A favorite memory from my first return to Ukraine so many summers ago, was my grandmother's house; specifically the first morning I awoke there. It's a memory I do not forget, maybe because of the exhausting flight the day before or maybe because I was in a country, a place, a home that felt so new yet so dear to me.
That morning, I awoke to a room flooded with a bright, warm, summer sunlight. As the breeze came through the windows, waving the lace curtains hung on the big window next to my day bed, it swirled throughout the room encasing everything in a peaceful, shimmering light. I lay there, soaking in the calm and peace of a new day, feeling not a care in the world, the turmoil of the last day of travel seeming just a dream. In a place like no other, it was a moment that I came back to often over the years.
A little over a year ago I went back again, this time the memories took a different direction. The cold, rainy days that September were a bit unexpected, but they did not dull our senses to the foods we enjoyed at my grandmother's house. The one thing that stood out the most and we longed for back in the states was fresh, homemade sour cream. It was like nothing I had ever had, smooth, buttery, soft, with a tang. It melted on the warm crepes I had that morning and I wanted to drown my breakfast in it. We ate it every chance we had those few short weeks.
Once back home, I scoured the internet to see if anyone anywhere sold "European" sour cream, but with very limited results. I figured unless I go milk a cow somewhere and figure out what to do afterwards in order to produce the sour cream I wanted, it was not happening.

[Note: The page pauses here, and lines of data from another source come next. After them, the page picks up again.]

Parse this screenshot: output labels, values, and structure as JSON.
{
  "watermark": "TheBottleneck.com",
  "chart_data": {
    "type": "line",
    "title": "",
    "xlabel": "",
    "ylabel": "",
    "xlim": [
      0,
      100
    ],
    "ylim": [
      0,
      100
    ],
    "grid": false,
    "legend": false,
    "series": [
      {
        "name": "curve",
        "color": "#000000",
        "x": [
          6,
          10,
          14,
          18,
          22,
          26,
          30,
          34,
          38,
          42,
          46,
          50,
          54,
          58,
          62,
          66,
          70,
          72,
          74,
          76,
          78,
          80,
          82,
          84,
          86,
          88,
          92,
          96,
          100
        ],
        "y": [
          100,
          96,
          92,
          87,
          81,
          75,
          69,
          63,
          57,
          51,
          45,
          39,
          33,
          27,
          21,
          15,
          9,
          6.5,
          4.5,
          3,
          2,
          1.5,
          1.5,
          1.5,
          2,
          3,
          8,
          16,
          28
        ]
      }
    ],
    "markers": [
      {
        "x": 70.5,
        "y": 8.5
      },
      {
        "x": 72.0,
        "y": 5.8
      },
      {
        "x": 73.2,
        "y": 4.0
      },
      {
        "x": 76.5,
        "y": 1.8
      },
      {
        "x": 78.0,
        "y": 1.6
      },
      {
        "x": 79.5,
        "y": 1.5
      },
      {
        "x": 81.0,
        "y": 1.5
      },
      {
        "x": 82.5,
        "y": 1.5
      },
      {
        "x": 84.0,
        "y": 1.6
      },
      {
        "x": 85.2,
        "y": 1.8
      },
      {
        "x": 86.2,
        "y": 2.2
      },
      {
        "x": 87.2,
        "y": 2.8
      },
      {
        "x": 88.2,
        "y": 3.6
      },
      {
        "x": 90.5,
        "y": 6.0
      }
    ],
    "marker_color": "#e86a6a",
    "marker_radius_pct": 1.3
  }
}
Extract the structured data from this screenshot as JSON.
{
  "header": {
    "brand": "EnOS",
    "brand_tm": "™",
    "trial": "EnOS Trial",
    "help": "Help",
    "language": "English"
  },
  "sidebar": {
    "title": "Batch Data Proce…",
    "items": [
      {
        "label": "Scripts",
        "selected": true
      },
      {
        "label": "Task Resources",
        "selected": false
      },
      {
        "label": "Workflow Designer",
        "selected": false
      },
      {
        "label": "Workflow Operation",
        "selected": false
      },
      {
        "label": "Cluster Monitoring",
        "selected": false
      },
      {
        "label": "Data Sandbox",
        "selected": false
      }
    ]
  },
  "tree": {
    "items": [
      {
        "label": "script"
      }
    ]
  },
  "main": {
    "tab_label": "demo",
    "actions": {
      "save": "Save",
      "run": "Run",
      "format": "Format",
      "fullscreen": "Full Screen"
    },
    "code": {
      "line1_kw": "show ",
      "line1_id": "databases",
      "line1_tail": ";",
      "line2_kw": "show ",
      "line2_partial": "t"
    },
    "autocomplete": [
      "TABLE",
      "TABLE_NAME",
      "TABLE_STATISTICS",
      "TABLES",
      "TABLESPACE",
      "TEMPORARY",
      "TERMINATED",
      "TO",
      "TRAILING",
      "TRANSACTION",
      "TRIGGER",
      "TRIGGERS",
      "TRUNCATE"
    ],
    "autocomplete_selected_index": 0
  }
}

I had heard about creme fraiche and it's cooking wonders. For some time I gave it little notice thinking it was just another food fad, until two night ago. Noticing it being used in a dish (again!), I started wondering and decided it was time to dig a bit deeper. What I came across in my research was the final result; the same pale, cream colored, "European" sour cream I had given up hope on ever having again.
Makes about 8 oz.
- 1 Tbsp buttermilk
- 1 cup heavy cream
- Sterilize the canning jar and lid in boiling water for a few minutes each. Let dry and cool to room temperature.
- Whisk the buttermilk and heavy cream in a large measuring cup.
- Pour the mixed ingredients into jar and cover with napkin or coffee filter. Tie down with ribbon or rubber band.
- Let mixture stand at room temperature for 24 hours, it will thicken considerably in this time.
- Removing the coverings, stir the mixture to combine any separation and cover jar with a lid.
- Store mixture in the refrigerator for another 24 hours to thicken and set.
- Enjoy! Creme fraiche will be good for up to 2 weeks.
- If you would like or prefer a tarter creme, increase the buttermilk by 1/2-1 Tbsp.
- A glass canning jar of 10-12 oz in size is the best option for storage as these can be easily sterilized and reused when making more.